There’s an Italian saying, Inglese italianizzato, Diavolo incarnato (‘An Italianised Englishman is the devil incarnate’). It is popular with British expatriates there, because it suggests that with experience of Italy and its people you can always get the upper hand. Actually I think the saying is intended to flatter the Englishman by making him believe he is winning even when he isn’t. Be that as it may, the novelist Tim Parks, who has lived and taught in Italy for more than thirty years, and who is doubtless as thoroughly italianizzato as is possible (even though it still irritates him when people whom he has addressed in fluent Italian choose to reply in English), can yet be driven to fury or despair by the complications of Italian life and the tortuous ways of Italian bureaucracy.
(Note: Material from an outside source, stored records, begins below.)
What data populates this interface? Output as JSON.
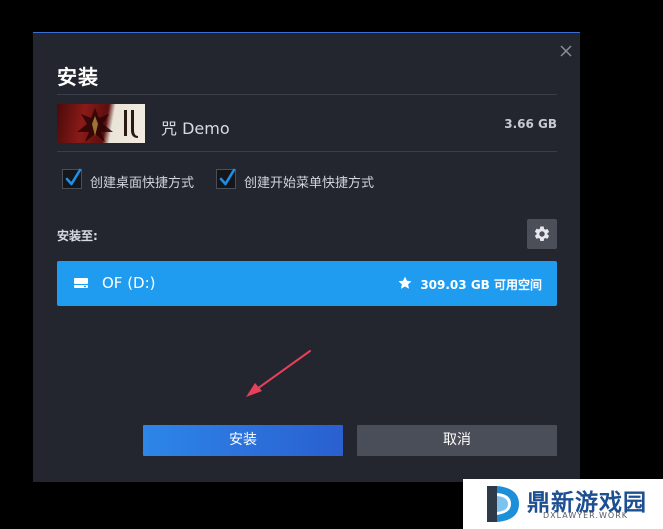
{
  "dialog": {
    "title": "安装",
    "close_icon": "close-icon"
  },
  "game": {
    "name": "咒 Demo",
    "size": "3.66 GB"
  },
  "options": [
    {
      "label": "创建桌面快捷方式",
      "checked": true
    },
    {
      "label": "创建开始菜单快捷方式",
      "checked": true
    }
  ],
  "install_location": {
    "label": "安装至:",
    "settings_icon": "gear-icon",
    "drive": {
      "name": "OF (D:)",
      "free_space": "309.03 GB 可用空间",
      "icon": "drive-icon",
      "favorite_icon": "star-icon"
    }
  },
  "buttons": {
    "install": "安装",
    "cancel": "取消"
  },
  "watermark": {
    "title": "鼎新游戏园",
    "subtitle": "DXLAWYER.WORK"
  },
  "colors": {
    "accent": "#1f9cf0",
    "dialog_bg": "#23262e",
    "install_button": "#2a6fdc",
    "cancel_button": "#4a4e58",
    "annotation_arrow": "#e8405a"
  }
}
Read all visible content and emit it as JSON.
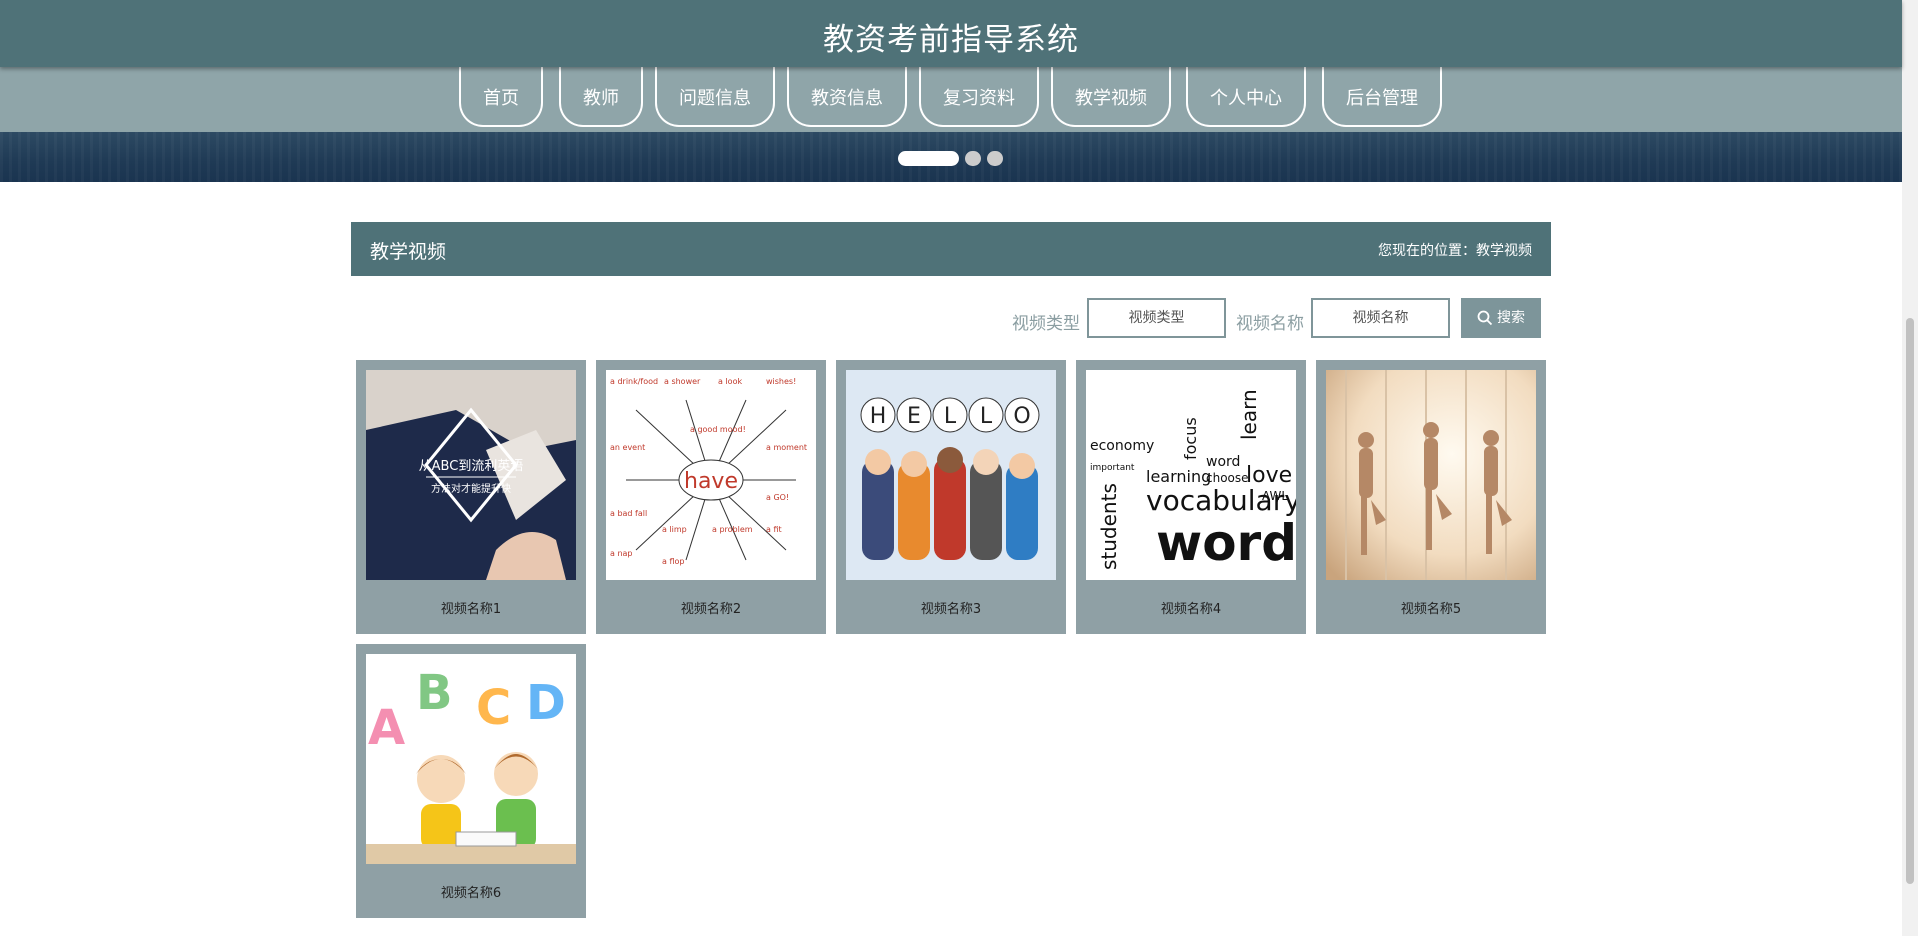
{
  "header": {
    "title": "教资考前指导系统"
  },
  "nav": {
    "items": [
      "首页",
      "教师",
      "问题信息",
      "教资信息",
      "复习资料",
      "教学视频",
      "个人中心",
      "后台管理"
    ]
  },
  "section": {
    "title": "教学视频",
    "breadcrumb": "您现在的位置：教学视频"
  },
  "search": {
    "type_label": "视频类型",
    "type_placeholder": "视频类型",
    "name_label": "视频名称",
    "name_placeholder": "视频名称",
    "button_label": "搜索"
  },
  "videos": [
    {
      "name": "视频名称1",
      "thumb_text_1": "从ABC到流利英语",
      "thumb_text_2": "方法对才能提升快"
    },
    {
      "name": "视频名称2",
      "thumb_text_1": "have",
      "thumb_tags": [
        "a drink/food",
        "a shower",
        "a look",
        "wishes!",
        "a good mood!",
        "an event",
        "a moment",
        "a bad fall",
        "a limp",
        "a problem",
        "a fit",
        "a nap",
        "a flop",
        "a GO!"
      ]
    },
    {
      "name": "视频名称3",
      "thumb_letters": [
        "H",
        "E",
        "L",
        "L",
        "O"
      ]
    },
    {
      "name": "视频名称4",
      "thumb_words": [
        "vocabulary",
        "words",
        "students",
        "learning",
        "economy",
        "focus",
        "love",
        "choose",
        "word",
        "learn",
        "important",
        "AWL"
      ]
    },
    {
      "name": "视频名称5"
    },
    {
      "name": "视频名称6",
      "thumb_letters": [
        "A",
        "B",
        "C",
        "D"
      ]
    }
  ],
  "carousel": {
    "count": 3,
    "active": 0
  },
  "colors": {
    "header": "#4f7278",
    "nav": "#8fa5a9",
    "card": "#8fa0a5",
    "button": "#7d959a"
  }
}
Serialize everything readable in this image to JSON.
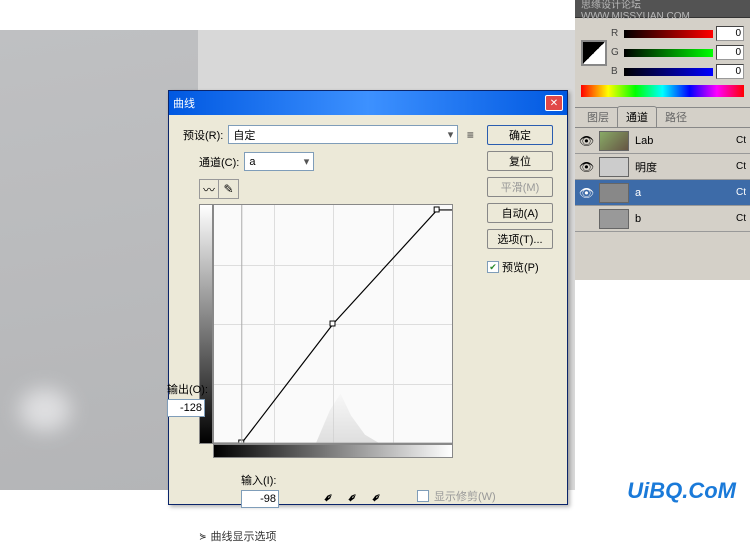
{
  "dialog": {
    "title": "曲线",
    "preset_label": "预设(R):",
    "preset_value": "自定",
    "channel_label": "通道(C):",
    "channel_value": "a",
    "output_label": "输出(O):",
    "output_value": "-128",
    "input_label": "输入(I):",
    "input_value": "-98",
    "show_clip": "显示修剪(W)",
    "expand": "曲线显示选项"
  },
  "buttons": {
    "ok": "确定",
    "reset": "复位",
    "smooth": "平滑(M)",
    "auto": "自动(A)",
    "options": "选项(T)...",
    "preview": "预览(P)"
  },
  "panels": {
    "top_text": "思缘设计论坛   WWW.MISSYUAN.COM",
    "rgb": {
      "r": "R",
      "g": "G",
      "b": "B",
      "val": "0"
    },
    "tabs": {
      "layers": "图层",
      "channels": "通道",
      "paths": "路径"
    },
    "channels": [
      {
        "name": "Lab",
        "short": "Ct"
      },
      {
        "name": "明度",
        "short": "Ct"
      },
      {
        "name": "a",
        "short": "Ct"
      },
      {
        "name": "b",
        "short": "Ct"
      }
    ]
  },
  "watermark": "UiBQ.CoM",
  "chart_data": {
    "type": "line",
    "title": "曲线",
    "xlabel": "输入",
    "ylabel": "输出",
    "x_range": [
      -128,
      127
    ],
    "y_range": [
      -128,
      127
    ],
    "points": [
      {
        "x": -128,
        "y": -128
      },
      {
        "x": -98,
        "y": -128
      },
      {
        "x": 0,
        "y": 0
      },
      {
        "x": 110,
        "y": 127
      },
      {
        "x": 127,
        "y": 127
      }
    ],
    "selected_point": {
      "x": -98,
      "y": -128
    }
  }
}
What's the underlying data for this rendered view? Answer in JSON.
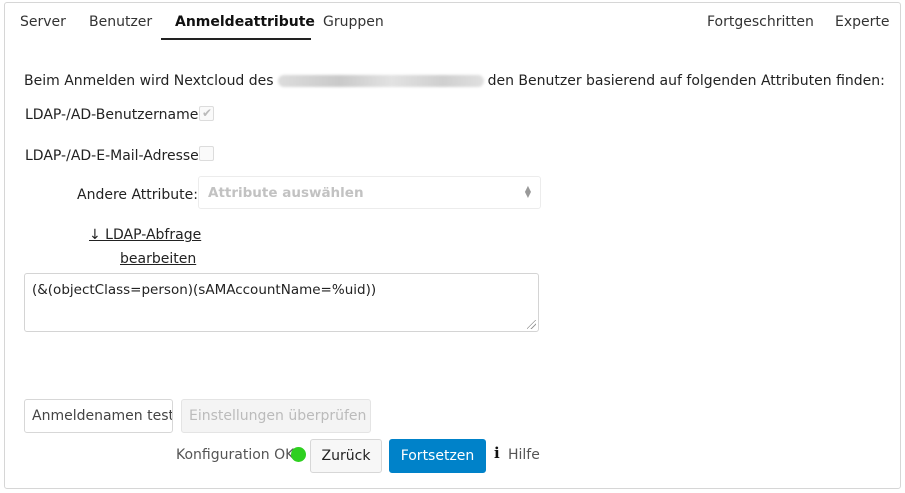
{
  "tabs": {
    "server": "Server",
    "benutzer": "Benutzer",
    "anmeldeattribute": "Anmeldeattribute",
    "gruppen": "Gruppen",
    "fortgeschritten": "Fortgeschritten",
    "experte": "Experte"
  },
  "login": {
    "intro_before": "Beim Anmelden wird Nextcloud des",
    "intro_after": "den Benutzer basierend auf folgenden Attributen finden:",
    "username_label": "LDAP-/AD-Benutzername:",
    "username_checked": true,
    "email_label": "LDAP-/AD-E-Mail-Adresse:",
    "email_checked": false,
    "other_attr_label": "Andere Attribute:",
    "other_attr_placeholder": "Attribute auswählen",
    "edit_query_line1": "↓ LDAP-Abfrage",
    "edit_query_line2": "bearbeiten",
    "filter_value": "(&(objectClass=person)(sAMAccountName=%uid))"
  },
  "actions": {
    "test_login_name": "Anmeldenamen testen",
    "verify_settings": "Einstellungen überprüfen",
    "config_status": "Konfiguration OK",
    "back": "Zurück",
    "continue": "Fortsetzen",
    "help": "Hilfe"
  },
  "colors": {
    "primary": "#0082c9",
    "status_ok": "#2ed020"
  },
  "icons": {
    "status": "green-dot",
    "help": "info-icon",
    "select": "sort-arrows-icon"
  }
}
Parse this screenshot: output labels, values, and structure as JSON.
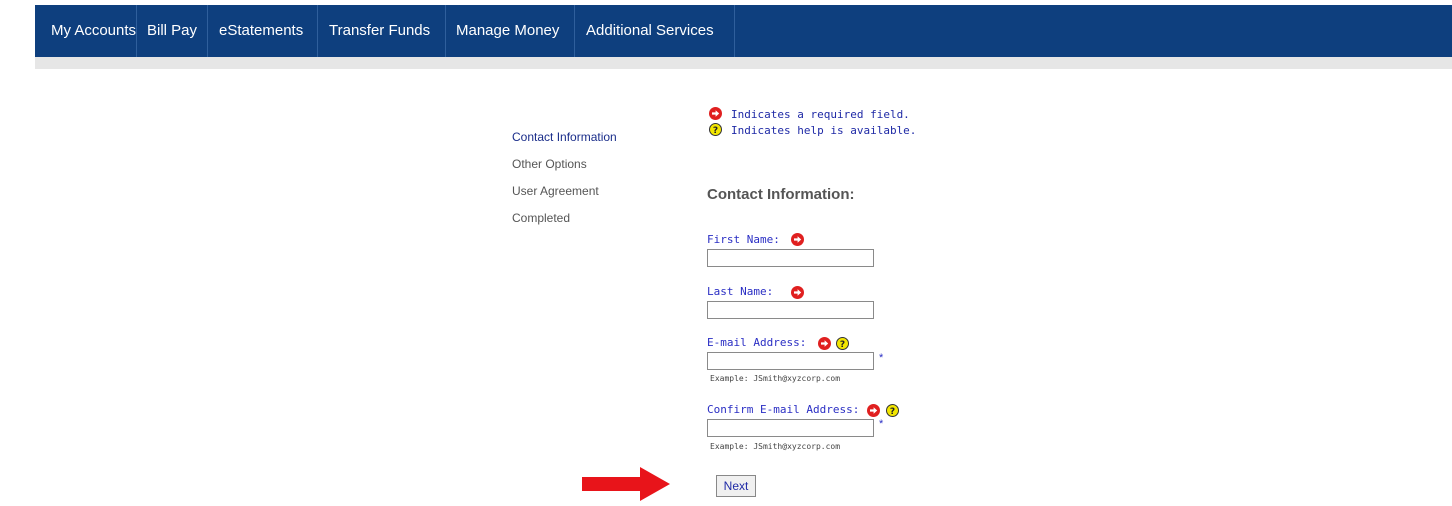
{
  "nav": {
    "items": [
      {
        "label": "My Accounts"
      },
      {
        "label": "Bill Pay"
      },
      {
        "label": "eStatements"
      },
      {
        "label": "Transfer Funds"
      },
      {
        "label": "Manage Money"
      },
      {
        "label": "Additional Services"
      }
    ]
  },
  "steps": [
    {
      "label": "Contact Information",
      "active": true
    },
    {
      "label": "Other Options"
    },
    {
      "label": "User Agreement"
    },
    {
      "label": "Completed"
    }
  ],
  "legend": {
    "required": "Indicates a required field.",
    "help": "Indicates help is available."
  },
  "form": {
    "title": "Contact Information:",
    "first_name": {
      "label": "First Name:",
      "value": ""
    },
    "last_name": {
      "label": "Last Name:",
      "value": ""
    },
    "email": {
      "label": "E-mail Address:",
      "value": "",
      "asterisk": "*",
      "example": "Example: JSmith@xyzcorp.com"
    },
    "confirm_email": {
      "label": "Confirm E-mail Address:",
      "value": "",
      "asterisk": "*",
      "example": "Example: JSmith@xyzcorp.com"
    },
    "next_label": "Next"
  },
  "colors": {
    "nav_bg": "#0e3f7e",
    "required_icon": "#e02020",
    "help_icon": "#f2e600",
    "arrow": "#e8141a"
  },
  "icons": {
    "required": "required-arrow-icon",
    "help": "help-question-icon",
    "pointer": "red-pointer-arrow-icon"
  }
}
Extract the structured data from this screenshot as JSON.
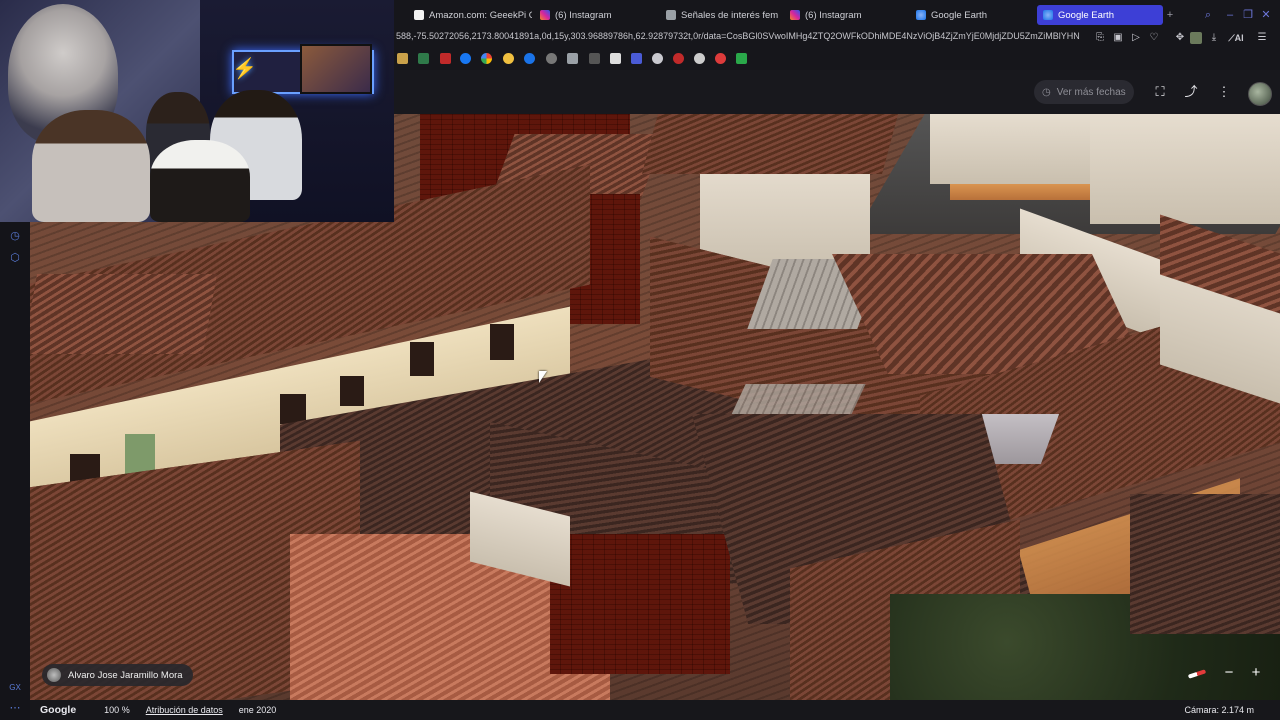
{
  "tabs": [
    {
      "label": "Amazon.com: GeeekPi Or",
      "favicon": "amazon-icon",
      "color": "#f1f1f1"
    },
    {
      "label": "(6) Instagram",
      "favicon": "instagram-icon",
      "color": "#d6249f"
    },
    {
      "label": "Señales de interés feme",
      "favicon": "document-icon",
      "color": "#9aa0a6"
    },
    {
      "label": "(6) Instagram",
      "favicon": "instagram-icon",
      "color": "#d6249f"
    },
    {
      "label": "Google Earth",
      "favicon": "google-earth-icon",
      "color": "#4285f4"
    },
    {
      "label": "Google Earth",
      "favicon": "google-earth-icon",
      "color": "#4285f4",
      "active": true
    }
  ],
  "address_bar": {
    "url": "588,-75.50272056,2173.80041891a,0d,15y,303.96889786h,62.92879732t,0r/data=CosBGl0SVwoIMHg4ZTQ2OWFkODhiMDE4NzViOjB4ZjZmYjE0MjdjZDU5ZmZiMBlYHN"
  },
  "earth_header": {
    "ver_mas_label": "Ver más fechas"
  },
  "author_chip": {
    "name": "Alvaro Jose Jaramillo Mora"
  },
  "footer": {
    "brand": "Google",
    "zoom": "100 %",
    "attribution_link": "Atribución de datos",
    "date": "ene 2020",
    "camera": "Cámara: 2.174 m"
  },
  "colors": {
    "accent": "#3d3fd6",
    "tab_bg": "#16161b",
    "gx_accent": "#6c76d9"
  }
}
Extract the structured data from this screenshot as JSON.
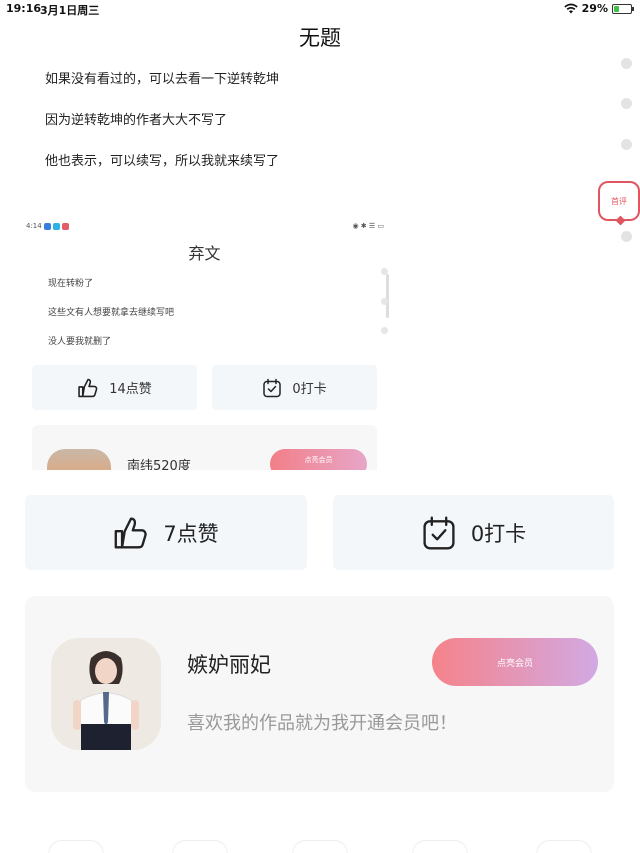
{
  "status_bar": {
    "time": "19:16",
    "date": "3月1日周三",
    "battery": "29%",
    "battery_level": 0.29
  },
  "article": {
    "title": "无题",
    "paragraphs": [
      "如果没有看过的，可以去看一下逆转乾坤",
      "因为逆转乾坤的作者大大不写了",
      "他也表示，可以续写，所以我就来续写了"
    ]
  },
  "side": {
    "comment_label": "首评"
  },
  "embedded": {
    "status_time": "4:14",
    "title": "弃文",
    "paragraphs": [
      "现在转粉了",
      "这些文有人想要就拿去继续写吧",
      "没人要我就删了"
    ],
    "like_label": "14点赞",
    "checkin_label": "0打卡",
    "author_name": "南纬520度",
    "member_button": "点亮会员"
  },
  "actions": {
    "like_label": "7点赞",
    "checkin_label": "0打卡"
  },
  "author_card": {
    "name": "嫉妒丽妃",
    "slogan": "喜欢我的作品就为我开通会员吧！",
    "member_button": "点亮会员"
  },
  "colors": {
    "accent_red": "#e05660",
    "button_bg": "#f3f7fa",
    "gradient_start": "#f5838a",
    "gradient_end": "#d2a9e3"
  }
}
Like most foreigners and most Italians too, he must, I suppose, fall back on the three essential words, pazienza, speriamo, magari (‘patience’, ‘hope’, ‘if only’), which in descending order lead you from vague hopeful resignation to acceptance that what you want is forever unattainable.
Parks is also a railway enthusiast and this delightful book is the story of his love–hate relationship with Italian trains and the near monopoly still enjoyed by the state-owned railway company, Ferrovie dello Stato, or Trenitalia as it now seems to be called, sometimes anyway. Because he lives in Verona